He decked her with her
royal jewelry and restored her to her previous dignity, with its proper honours. He made over
to her all the former retinue of servants which she had been given by Dareius and added more in
addition not less in number than the preceding. He promised to provide for the marriage of the
daughters even more generously than Dareius had promised and to bring up the boy as his own son
and to show him royal honour.
He called the boy to him and
kissed him, and as he saw him fearless in countenance and not frightened at all, he remarked to
Hephaestion that at the age of six years the boy showed a courage beyond his years and was much
braver than his father.1
As to the wife of Dareius, he said that he would see that her dignity
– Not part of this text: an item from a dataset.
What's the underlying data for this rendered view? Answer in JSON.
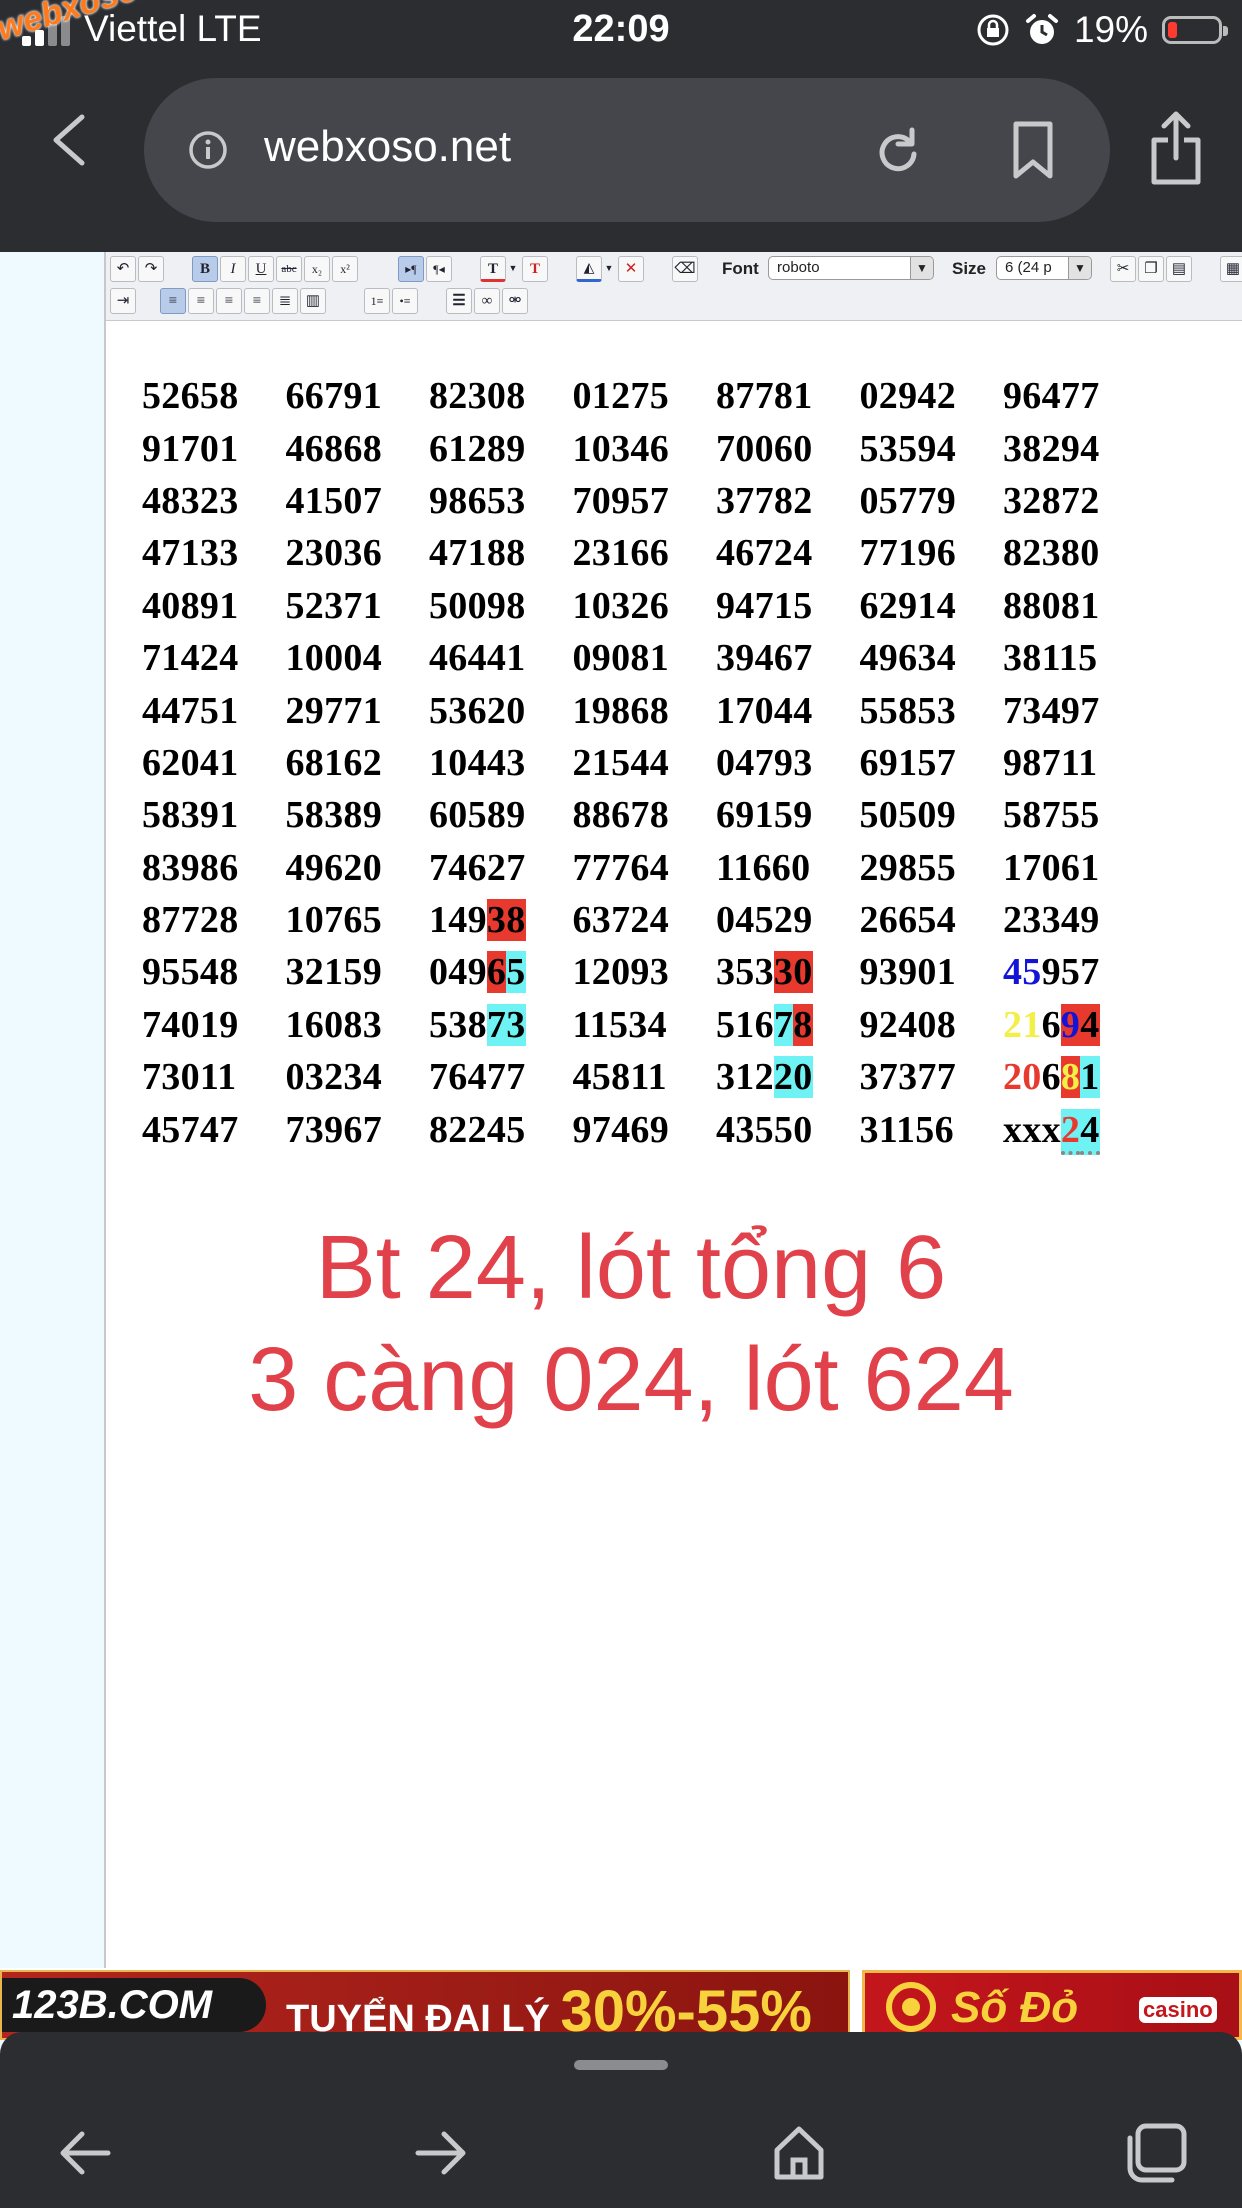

should be so maintained that she would experience nothing inconsistent with her former
He added many other
assurances of consideration and generosity, so that the women broke out into uncontrolled
weeping, so great was their unexpected joy. He gave them his hand as pledge of all this and was
not only showered with praises by those who had been helped, but won universal recognition
through out his own army for his exceeding propriety of conduct.
In general I would say that of many good deeds done by Alexander there is none that is
greater or more worthy of record and mention in history than this.
Sieges and battles and the other victories scored in war are due for the most part
either to Fortune or valour, but when one in a position of power shows pity for those who have
been overthrown, this is an action due only to wisdom.2
Most people are made proud by their successes because of their
becoming arrogant in their success, are forgetful of the common weakness of mankind. You can
see how very many are unable to bear success, just as if it were a heavy burden.
Although Alexander lived many generations before our time, let him
continue to receive in future ages also the just and proper praise for his good qualities.4